One student explores the debate surrounding teacher strikes and education
Student protests and professors on strike are not new concepts. Each time they happen, though, questions are raised about the nature of education and the rights and responsibilities of both teachers and students.
On Oct. 16, the Ontario Public Service Employees Union went on strike, according to CBC News. Classes were cancelled as professors, instructors, counsellors and librarians fought for change. Twenty-four universities were affected, including Humber College and George Brown College in Toronto.
Students were tense as they lost precious time and money, not to mention the feeling of uncertainty they had from not knowing when the strike would end. On the other hand, teachers were fighting for more stable contracts and better pay. This was a difficult situation for both students and teachers. It makes me wonder if there is a solution that could improve the situation for both parties.
James Luckow, a professor of educational psychology at Concordia University, said he believes university teachers should have the right to go on strike because the impact on students is minimal. “Usually they do not lose a year,” he said. “In the end, it is not the end of the world. They can make up for the lost time in the summer.”
According to CBC News, it is illegal for transit workers, ambulance drivers and other essential service employees to go on strike in Ontario. Teachers are not included in this law. Luckow said he doesn’t believe teaching is an essential service, arguing “is anybody dying if teachers go on strike?”
When asked if he thinks there is a solution to the teachers’ concerns regarding their salaries, Luckow said, “unless there’s an unbiased mediation where an outsider determines the wages, the problem will persist.”
Mira Facchin, a retired English CEGEP professor, said teachers should be able to go on strike because it can improve the quality of education. “If we value education, we need to value the work of the teachers and pay them accordingly,” she said. “In Ontario, students are paying $5,000 a year on average.
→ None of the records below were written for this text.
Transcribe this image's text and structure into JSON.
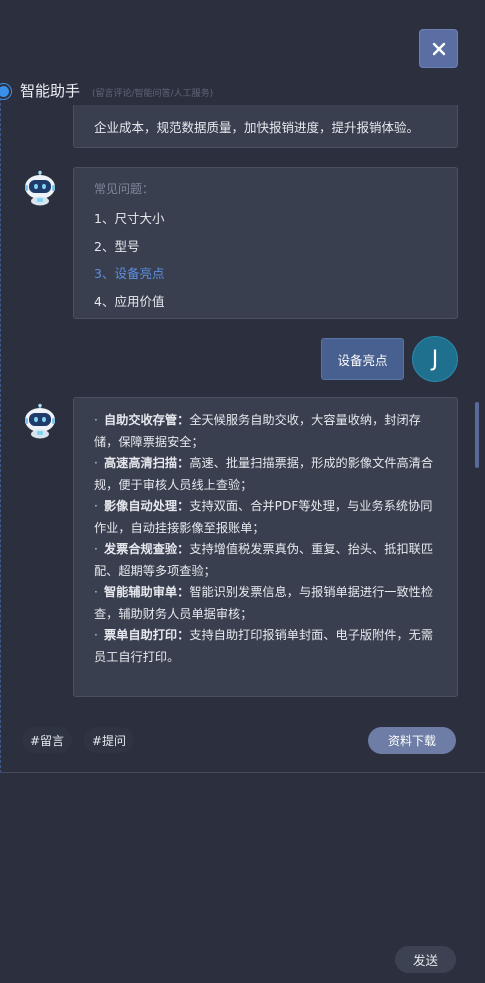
{
  "header": {
    "title": "智能助手",
    "subtitle": "(留言评论/智能问答/人工服务)"
  },
  "messages": {
    "previous_text": "企业成本，规范数据质量，加快报销进度，提升报销体验。",
    "faq": {
      "heading": "常见问题：",
      "items": [
        "1、尺寸大小",
        "2、型号",
        "3、设备亮点",
        "4、应用价值"
      ]
    },
    "user_message": "设备亮点",
    "user_avatar_letter": "J",
    "features": [
      {
        "bold": "自助交收存管：",
        "text": "全天候服务自助交收，大容量收纳，封闭存储，保障票据安全；"
      },
      {
        "bold": "高速高清扫描：",
        "text": "高速、批量扫描票据，形成的影像文件高清合规，便于审核人员线上查验；"
      },
      {
        "bold": "影像自动处理：",
        "text": "支持双面、合并PDF等处理，与业务系统协同作业，自动挂接影像至报账单；"
      },
      {
        "bold": "发票合规查验：",
        "text": "支持增值税发票真伪、重复、抬头、抵扣联匹配、超期等多项查验；"
      },
      {
        "bold": "智能辅助审单：",
        "text": "智能识别发票信息，与报销单据进行一致性检查，辅助财务人员单据审核；"
      },
      {
        "bold": "票单自助打印：",
        "text": "支持自助打印报销单封面、电子版附件，无需员工自行打印。"
      }
    ]
  },
  "actions": {
    "tags": [
      "#留言",
      "#提问"
    ],
    "download_label": "资料下载",
    "send_label": "发送"
  },
  "colors": {
    "background": "#2c303e",
    "bubble": "#3a3f4f",
    "accent": "#5b8fe0",
    "user_bubble": "#47608f"
  }
}
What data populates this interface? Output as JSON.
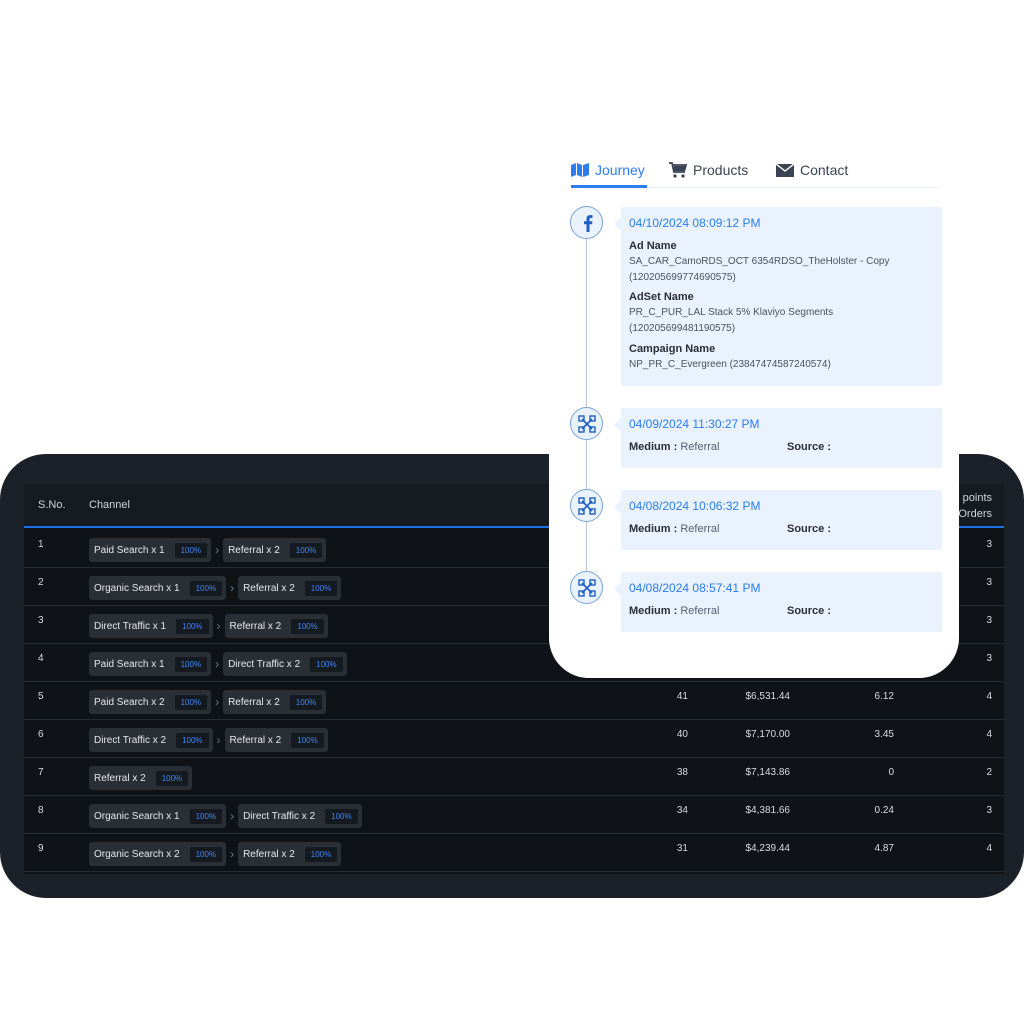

With that money coming in, they should be able to secure more permanent jobs for teachers.”
On the side of the students, the frustration is palpable. More than 500,000 students were affected by the strike, according to the Huffington Post. In response to classes being cancelled, upset students created the Twitter hashtag #Wepaytolearn to express their anger over being robbed of their time and money. Additionally, according to an interview with the Toronto Star, NDP Member of Provincial Parliament Peggy Sattler stated that “because of the extended semester, some students wishing to write their paralegal entrance exam with the law society won’t be finished in time for the February exam sitting—putting students behind by at least six months.”
However, there were options available for students during the strikes. According to CBC News, colleges remained open and some support services, such as tutoring, student associations and fitness centres, were available to students even when classes were cancelled. Some students took their education into their own hands. Journalism students met to publish articles and medical students simulated patient-physician interactions amongst themselves to practice what they had learned during the semester, in the hopes of making the transition back to school easier, according to CBC News.
The Ontario strike finally concluded on Nov. 21 and students returned to class. Yet, as a student myself, this whole situation concerns me, because it could easily happen at any school in Canada, including Concordia. I do believe teachers should have the right to go on strike, but there should be measures in place to ensure students are looked after in these cases. We should be striving for solutions that benefit both students and educators. After all, teachers shape students, and students are our future.
Graphic by Alexa Hawksworth